_Dataset rows describing interfaces_
Segment Open

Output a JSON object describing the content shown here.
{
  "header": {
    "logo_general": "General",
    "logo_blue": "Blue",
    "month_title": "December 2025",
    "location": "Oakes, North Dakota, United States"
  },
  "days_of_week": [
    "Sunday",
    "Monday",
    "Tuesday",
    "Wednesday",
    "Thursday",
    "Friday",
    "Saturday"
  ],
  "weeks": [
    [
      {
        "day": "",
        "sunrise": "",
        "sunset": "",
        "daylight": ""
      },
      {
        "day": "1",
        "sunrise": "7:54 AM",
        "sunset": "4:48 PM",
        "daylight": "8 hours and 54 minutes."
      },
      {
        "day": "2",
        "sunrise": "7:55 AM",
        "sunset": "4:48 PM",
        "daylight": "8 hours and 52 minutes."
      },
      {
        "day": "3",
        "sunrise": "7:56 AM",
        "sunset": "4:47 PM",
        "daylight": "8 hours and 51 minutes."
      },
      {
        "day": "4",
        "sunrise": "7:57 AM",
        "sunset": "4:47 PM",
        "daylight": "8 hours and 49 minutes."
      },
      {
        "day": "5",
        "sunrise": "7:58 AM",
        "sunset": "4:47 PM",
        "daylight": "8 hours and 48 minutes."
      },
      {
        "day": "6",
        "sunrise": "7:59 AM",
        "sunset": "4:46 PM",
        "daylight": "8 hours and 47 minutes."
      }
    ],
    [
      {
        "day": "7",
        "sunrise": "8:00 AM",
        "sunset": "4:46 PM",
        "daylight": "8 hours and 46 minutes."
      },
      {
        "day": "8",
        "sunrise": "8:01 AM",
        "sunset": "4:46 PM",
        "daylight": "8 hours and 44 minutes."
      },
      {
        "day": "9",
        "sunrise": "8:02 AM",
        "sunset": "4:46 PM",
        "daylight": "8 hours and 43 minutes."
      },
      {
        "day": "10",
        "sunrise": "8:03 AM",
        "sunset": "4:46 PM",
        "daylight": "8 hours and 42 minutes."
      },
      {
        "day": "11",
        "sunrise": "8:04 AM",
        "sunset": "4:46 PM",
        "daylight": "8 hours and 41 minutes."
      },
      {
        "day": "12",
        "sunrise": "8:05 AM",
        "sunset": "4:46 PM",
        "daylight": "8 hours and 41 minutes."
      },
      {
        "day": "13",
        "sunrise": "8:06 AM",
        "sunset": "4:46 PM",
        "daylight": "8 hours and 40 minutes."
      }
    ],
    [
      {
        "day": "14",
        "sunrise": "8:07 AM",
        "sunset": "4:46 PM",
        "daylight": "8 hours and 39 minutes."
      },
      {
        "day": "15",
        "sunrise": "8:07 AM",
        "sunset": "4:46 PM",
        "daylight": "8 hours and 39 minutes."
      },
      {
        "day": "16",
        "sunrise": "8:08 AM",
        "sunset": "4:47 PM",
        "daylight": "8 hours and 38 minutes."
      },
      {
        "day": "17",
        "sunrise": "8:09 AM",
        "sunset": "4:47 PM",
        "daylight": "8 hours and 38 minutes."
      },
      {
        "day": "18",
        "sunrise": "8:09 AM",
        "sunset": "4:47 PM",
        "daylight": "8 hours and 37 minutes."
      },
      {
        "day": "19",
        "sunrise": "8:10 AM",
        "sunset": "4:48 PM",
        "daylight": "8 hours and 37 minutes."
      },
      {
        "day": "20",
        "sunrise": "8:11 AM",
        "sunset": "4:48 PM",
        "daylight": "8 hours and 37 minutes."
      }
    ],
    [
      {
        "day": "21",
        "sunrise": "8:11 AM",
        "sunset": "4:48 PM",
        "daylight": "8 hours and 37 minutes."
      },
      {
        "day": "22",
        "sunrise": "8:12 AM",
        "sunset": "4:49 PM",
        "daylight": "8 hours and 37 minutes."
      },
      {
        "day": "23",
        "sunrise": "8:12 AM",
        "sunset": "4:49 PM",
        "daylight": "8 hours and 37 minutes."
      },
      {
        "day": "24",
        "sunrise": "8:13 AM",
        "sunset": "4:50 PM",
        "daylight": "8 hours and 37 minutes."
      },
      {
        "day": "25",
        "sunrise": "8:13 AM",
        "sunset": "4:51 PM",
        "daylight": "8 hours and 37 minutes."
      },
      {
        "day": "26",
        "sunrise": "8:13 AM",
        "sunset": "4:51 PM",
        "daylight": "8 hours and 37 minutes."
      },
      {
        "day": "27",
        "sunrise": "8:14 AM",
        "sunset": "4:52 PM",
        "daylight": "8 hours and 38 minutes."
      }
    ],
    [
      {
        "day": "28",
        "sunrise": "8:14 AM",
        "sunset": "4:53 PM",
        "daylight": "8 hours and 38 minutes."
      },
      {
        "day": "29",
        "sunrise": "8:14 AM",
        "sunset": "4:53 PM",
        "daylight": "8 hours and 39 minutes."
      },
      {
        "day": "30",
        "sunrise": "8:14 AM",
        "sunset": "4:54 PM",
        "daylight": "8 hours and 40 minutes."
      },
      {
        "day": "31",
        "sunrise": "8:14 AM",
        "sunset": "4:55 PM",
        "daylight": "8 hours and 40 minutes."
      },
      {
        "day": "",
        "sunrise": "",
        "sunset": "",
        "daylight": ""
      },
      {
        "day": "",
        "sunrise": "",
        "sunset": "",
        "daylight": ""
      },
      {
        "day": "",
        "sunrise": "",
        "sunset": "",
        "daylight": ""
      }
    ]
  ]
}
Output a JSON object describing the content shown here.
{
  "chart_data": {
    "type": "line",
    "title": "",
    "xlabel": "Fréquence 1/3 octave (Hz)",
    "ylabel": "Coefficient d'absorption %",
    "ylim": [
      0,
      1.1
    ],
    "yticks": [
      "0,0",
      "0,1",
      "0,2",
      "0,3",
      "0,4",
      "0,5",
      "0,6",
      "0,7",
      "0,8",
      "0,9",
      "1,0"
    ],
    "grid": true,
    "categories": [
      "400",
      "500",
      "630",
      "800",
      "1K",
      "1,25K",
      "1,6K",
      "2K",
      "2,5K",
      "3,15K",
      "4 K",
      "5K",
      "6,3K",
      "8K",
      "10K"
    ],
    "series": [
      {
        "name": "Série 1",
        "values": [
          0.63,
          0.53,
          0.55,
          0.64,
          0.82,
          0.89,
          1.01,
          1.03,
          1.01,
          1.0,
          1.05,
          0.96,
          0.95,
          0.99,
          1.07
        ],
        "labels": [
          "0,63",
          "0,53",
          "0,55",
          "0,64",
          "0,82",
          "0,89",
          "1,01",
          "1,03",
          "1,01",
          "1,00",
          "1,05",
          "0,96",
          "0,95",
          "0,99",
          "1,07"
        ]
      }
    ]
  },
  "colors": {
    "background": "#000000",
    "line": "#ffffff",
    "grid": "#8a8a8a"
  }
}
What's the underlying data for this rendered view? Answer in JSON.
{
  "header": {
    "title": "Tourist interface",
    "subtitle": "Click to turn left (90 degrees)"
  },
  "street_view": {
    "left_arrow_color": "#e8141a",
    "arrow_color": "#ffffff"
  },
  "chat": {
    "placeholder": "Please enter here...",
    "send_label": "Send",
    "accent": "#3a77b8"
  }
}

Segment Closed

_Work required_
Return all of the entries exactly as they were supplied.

_Answer box_
Output a JSON object describing the content shown here.
{
  "header": {
    "logo_general": "General",
    "logo_blue": "Blue",
    "month_title": "December 2025",
    "location": "Oakes, North Dakota, United States"
  },
  "days_of_week": [
    "Sunday",
    "Monday",
    "Tuesday",
    "Wednesday",
    "Thursday",
    "Friday",
    "Saturday"
  ],
  "weeks": [
    [
      {
        "day": "",
        "sunrise": "",
        "sunset": "",
        "daylight": ""
      },
      {
        "day": "1",
        "sunrise": "7:54 AM",
        "sunset": "4:48 PM",
        "daylight": "8 hours and 54 minutes."
      },
      {
        "day": "2",
        "sunrise": "7:55 AM",
        "sunset": "4:48 PM",
        "daylight": "8 hours and 52 minutes."
      },
      {
        "day": "3",
        "sunrise": "7:56 AM",
        "sunset": "4:47 PM",
        "daylight": "8 hours and 51 minutes."
      },
      {
        "day": "4",
        "sunrise": "7:57 AM",
        "sunset": "4:47 PM",
        "daylight": "8 hours and 49 minutes."
      },
      {
        "day": "5",
        "sunrise": "7:58 AM",
        "sunset": "4:47 PM",
        "daylight": "8 hours and 48 minutes."
      },
      {
        "day": "6",
        "sunrise": "7:59 AM",
        "sunset": "4:46 PM",
        "daylight": "8 hours and 47 minutes."
      }
    ],
    [
      {
        "day": "7",
        "sunrise": "8:00 AM",
        "sunset": "4:46 PM",
        "daylight": "8 hours and 46 minutes."
      },
      {
        "day": "8",
        "sunrise": "8:01 AM",
        "sunset": "4:46 PM",
        "daylight": "8 hours and 44 minutes."
      },
      {
        "day": "9",
        "sunrise": "8:02 AM",
        "sunset": "4:46 PM",
        "daylight": "8 hours and 43 minutes."
      },
      {
        "day": "10",
        "sunrise": "8:03 AM",
        "sunset": "4:46 PM",
        "daylight": "8 hours and 42 minutes."
      },
      {
        "day": "11",
        "sunrise": "8:04 AM",
        "sunset": "4:46 PM",
        "daylight": "8 hours and 41 minutes."
      },
      {
        "day": "12",
        "sunrise": "8:05 AM",
        "sunset": "4:46 PM",
        "daylight": "8 hours and 41 minutes."
      },
      {
        "day": "13",
        "sunrise": "8:06 AM",
        "sunset": "4:46 PM",
        "daylight": "8 hours and 40 minutes."
      }
    ],
    [
      {
        "day": "14",
        "sunrise": "8:07 AM",
        "sunset": "4:46 PM",
        "daylight": "8 hours and 39 minutes."
      },
      {
        "day": "15",
        "sunrise": "8:07 AM",
        "sunset": "4:46 PM",
        "daylight": "8 hours and 39 minutes."
      },
      {
        "day": "16",
        "sunrise": "8:08 AM",
        "sunset": "4:47 PM",
        "daylight": "8 hours and 38 minutes."
      },
      {
        "day": "17",
        "sunrise": "8:09 AM",
        "sunset": "4:47 PM",
        "daylight": "8 hours and 38 minutes."
      },
      {
        "day": "18",
        "sunrise": "8:09 AM",
        "sunset": "4:47 PM",
        "daylight": "8 hours and 37 minutes."
      },
      {
        "day": "19",
        "sunrise": "8:10 AM",
        "sunset": "4:48 PM",
        "daylight": "8 hours and 37 minutes."
      },
      {
        "day": "20",
        "sunrise": "8:11 AM",
        "sunset": "4:48 PM",
        "daylight": "8 hours and 37 minutes."
      }
    ],
    [
      {
        "day": "21",
        "sunrise": "8:11 AM",
        "sunset": "4:48 PM",
        "daylight": "8 hours and 37 minutes."
      },
      {
        "day": "22",
        "sunrise": "8:12 AM",
        "sunset": "4:49 PM",
        "daylight": "8 hours and 37 minutes."
      },
      {
        "day": "23",
        "sunrise": "8:12 AM",
        "sunset": "4:49 PM",
        "daylight": "8 hours and 37 minutes."
      },
      {
        "day": "24",
        "sunrise": "8:13 AM",
        "sunset": "4:50 PM",
        "daylight": "8 hours and 37 minutes."
      },
      {
        "day": "25",
        "sunrise": "8:13 AM",
        "sunset": "4:51 PM",
        "daylight": "8 hours and 37 minutes."
      },
      {
        "day": "26",
        "sunrise": "8:13 AM",
        "sunset": "4:51 PM",
        "daylight": "8 hours and 37 minutes."
      },
      {
        "day": "27",
        "sunrise": "8:14 AM",
        "sunset": "4:52 PM",
        "daylight": "8 hours and 38 minutes."
      }
    ],
    [
      {
        "day": "28",
        "sunrise": "8:14 AM",
        "sunset": "4:53 PM",
        "daylight": "8 hours and 38 minutes."
      },
      {
        "day": "29",
        "sunrise": "8:14 AM",
        "sunset": "4:53 PM",
        "daylight": "8 hours and 39 minutes."
      },
      {
        "day": "30",
        "sunrise": "8:14 AM",
        "sunset": "4:54 PM",
        "daylight": "8 hours and 40 minutes."
      },
      {
        "day": "31",
        "sunrise": "8:14 AM",
        "sunset": "4:55 PM",
        "daylight": "8 hours and 40 minutes."
      },
      {
        "day": "",
        "sunrise": "",
        "sunset": "",
        "daylight": ""
      },
      {
        "day": "",
        "sunrise": "",
        "sunset": "",
        "daylight": ""
      },
      {
        "day": "",
        "sunrise": "",
        "sunset": "",
        "daylight": ""
      }
    ]
  ]
}
Output a JSON object describing the content shown here.
{
  "chart_data": {
    "type": "line",
    "title": "",
    "xlabel": "Fréquence 1/3 octave (Hz)",
    "ylabel": "Coefficient d'absorption %",
    "ylim": [
      0,
      1.1
    ],
    "yticks": [
      "0,0",
      "0,1",
      "0,2",
      "0,3",
      "0,4",
      "0,5",
      "0,6",
      "0,7",
      "0,8",
      "0,9",
      "1,0"
    ],
    "grid": true,
    "categories": [
      "400",
      "500",
      "630",
      "800",
      "1K",
      "1,25K",
      "1,6K",
      "2K",
      "2,5K",
      "3,15K",
      "4 K",
      "5K",
      "6,3K",
      "8K",
      "10K"
    ],
    "series": [
      {
        "name": "Série 1",
        "values": [
          0.63,
          0.53,
          0.55,
          0.64,
          0.82,
          0.89,
          1.01,
          1.03,
          1.01,
          1.0,
          1.05,
          0.96,
          0.95,
          0.99,
          1.07
        ],
        "labels": [
          "0,63",
          "0,53",
          "0,55",
          "0,64",
          "0,82",
          "0,89",
          "1,01",
          "1,03",
          "1,01",
          "1,00",
          "1,05",
          "0,96",
          "0,95",
          "0,99",
          "1,07"
        ]
      }
    ]
  },
  "colors": {
    "background": "#000000",
    "line": "#ffffff",
    "grid": "#8a8a8a"
  }
}
What's the underlying data for this rendered view? Answer in JSON.
{
  "header": {
    "title": "Tourist interface",
    "subtitle": "Click to turn left (90 degrees)"
  },
  "street_view": {
    "left_arrow_color": "#e8141a",
    "arrow_color": "#ffffff"
  },
  "chat": {
    "placeholder": "Please enter here...",
    "send_label": "Send",
    "accent": "#3a77b8"
  }
}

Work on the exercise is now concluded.